Furthermore, the building includes energy-efficient geothermal wells, calibrated lighting systems, and under-floor air distribution to reduce energy use.
6. Terminal B, Norman Y Mineta San Jose International Airport
Airports could be listed as smart buildings by themselves, but Terminal B at Mineta San Jose International Airport is smarter than others. The building displays state of the art tech specs with a modern system for self-checking and bag screening.
A new concept introduced in the terminal by Fentress Architects is the "Air Chair", an electronic charging station for passengers, as well as a ventilation system that enables the airport to save on energy costs. The terminal opened in 2010 and display’s America’s largest digital art collection
7. The New York Times, NY
The paper is old – 164-years-old – but the building is new. Completed in 2007, The New York Times’ headquarters feature the first high rise curtain wall with ceramic sunscreen to be built in the United States.
This curtain is made out of hundreds of ceramic tubes that are filled with ultra clear low iron glass to create a curtain wall that reflects light and changes colour throughout the day saving energy.
8. Beijing Airport, T3 Terminal
Built in the build-up of to the 2008 Olympic Games, Beijing’s International Airport is by itself a state of the art structure. Terminal 3 is fully packed with 25 thousand monitors and sensors to ensure both security and energy-friendly usage of resources in one of the most polluted cities in the world.
With 10 workstations to control water, heating and air flows the terminal’s Schneider Electric automation system, supplied by IBM, boasts more than 3,000 DDC controllers, more than 900 sets of special controllers and more than 1600 VAV fan coil units.
9. Musée du quai Branly, Paris
Paris and its vast collection of museums got a big bigger and smarter addition in 2006, when the Musée du quai Branly opened its doors and featured a ‘green wall’ covered with living plants that can freely grow.
The wall covers 800 square meters of exterior facade and 150 square meters of inside walls. It’s made out of 15,000 plants, with 150 varieties from all over the world. The project was designed to improve air quality throughout the infrastructure and to reduce energy use.
10. The Gates’ Home, Washington
And where else could we end this journey around the world’s smartest buildings if not in Bill Gates’ residence. What might be one of the smartest private homes in the world, the house can remember programmed prefrences, such as music, lighting, temperature and art, for the individuals living there.
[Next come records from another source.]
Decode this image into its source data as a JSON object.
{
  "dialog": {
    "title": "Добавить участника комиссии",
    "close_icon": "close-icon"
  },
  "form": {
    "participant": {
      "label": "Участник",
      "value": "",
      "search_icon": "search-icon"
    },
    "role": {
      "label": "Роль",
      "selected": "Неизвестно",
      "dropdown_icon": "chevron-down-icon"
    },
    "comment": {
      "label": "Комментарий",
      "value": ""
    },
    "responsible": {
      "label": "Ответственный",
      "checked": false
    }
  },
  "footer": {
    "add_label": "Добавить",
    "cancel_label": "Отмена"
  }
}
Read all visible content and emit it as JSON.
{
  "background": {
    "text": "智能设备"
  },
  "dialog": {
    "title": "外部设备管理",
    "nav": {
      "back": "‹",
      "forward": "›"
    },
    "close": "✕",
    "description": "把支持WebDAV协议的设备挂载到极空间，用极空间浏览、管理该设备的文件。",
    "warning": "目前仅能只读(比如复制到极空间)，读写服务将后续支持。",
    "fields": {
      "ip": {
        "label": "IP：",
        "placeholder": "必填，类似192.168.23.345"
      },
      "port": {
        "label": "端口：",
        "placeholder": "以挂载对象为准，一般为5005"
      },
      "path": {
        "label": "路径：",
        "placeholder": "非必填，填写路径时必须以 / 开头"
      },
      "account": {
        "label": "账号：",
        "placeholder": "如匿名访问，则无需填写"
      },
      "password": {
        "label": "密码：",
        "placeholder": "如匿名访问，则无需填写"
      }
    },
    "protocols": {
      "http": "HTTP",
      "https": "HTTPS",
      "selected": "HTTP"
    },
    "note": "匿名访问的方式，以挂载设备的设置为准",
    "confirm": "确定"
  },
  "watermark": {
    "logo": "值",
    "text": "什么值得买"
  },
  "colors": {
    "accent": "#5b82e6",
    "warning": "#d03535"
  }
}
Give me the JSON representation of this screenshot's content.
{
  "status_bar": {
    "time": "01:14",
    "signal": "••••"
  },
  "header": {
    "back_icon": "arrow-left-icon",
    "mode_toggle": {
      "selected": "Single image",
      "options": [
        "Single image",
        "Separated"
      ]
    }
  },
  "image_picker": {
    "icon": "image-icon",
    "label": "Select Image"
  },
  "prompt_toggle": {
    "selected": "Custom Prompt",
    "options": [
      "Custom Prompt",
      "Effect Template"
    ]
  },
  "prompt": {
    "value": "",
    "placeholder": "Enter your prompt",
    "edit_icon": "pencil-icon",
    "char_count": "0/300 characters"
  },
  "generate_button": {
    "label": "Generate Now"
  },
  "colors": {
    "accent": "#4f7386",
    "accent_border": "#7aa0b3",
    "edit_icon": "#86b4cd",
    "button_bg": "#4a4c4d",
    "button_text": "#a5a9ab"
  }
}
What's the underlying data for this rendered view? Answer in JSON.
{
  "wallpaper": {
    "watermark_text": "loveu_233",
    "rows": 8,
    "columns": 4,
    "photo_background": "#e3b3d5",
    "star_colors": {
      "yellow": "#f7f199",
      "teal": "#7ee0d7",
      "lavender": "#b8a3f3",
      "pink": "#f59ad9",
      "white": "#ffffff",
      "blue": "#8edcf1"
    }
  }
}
This means that if you walk into a room, that room will change a host of elements to suit your choice. The rooms literally change.
This is achieved with a touch screen system installed on the walls of ‘Gates’ fort’, with a set of pins wore by visitors.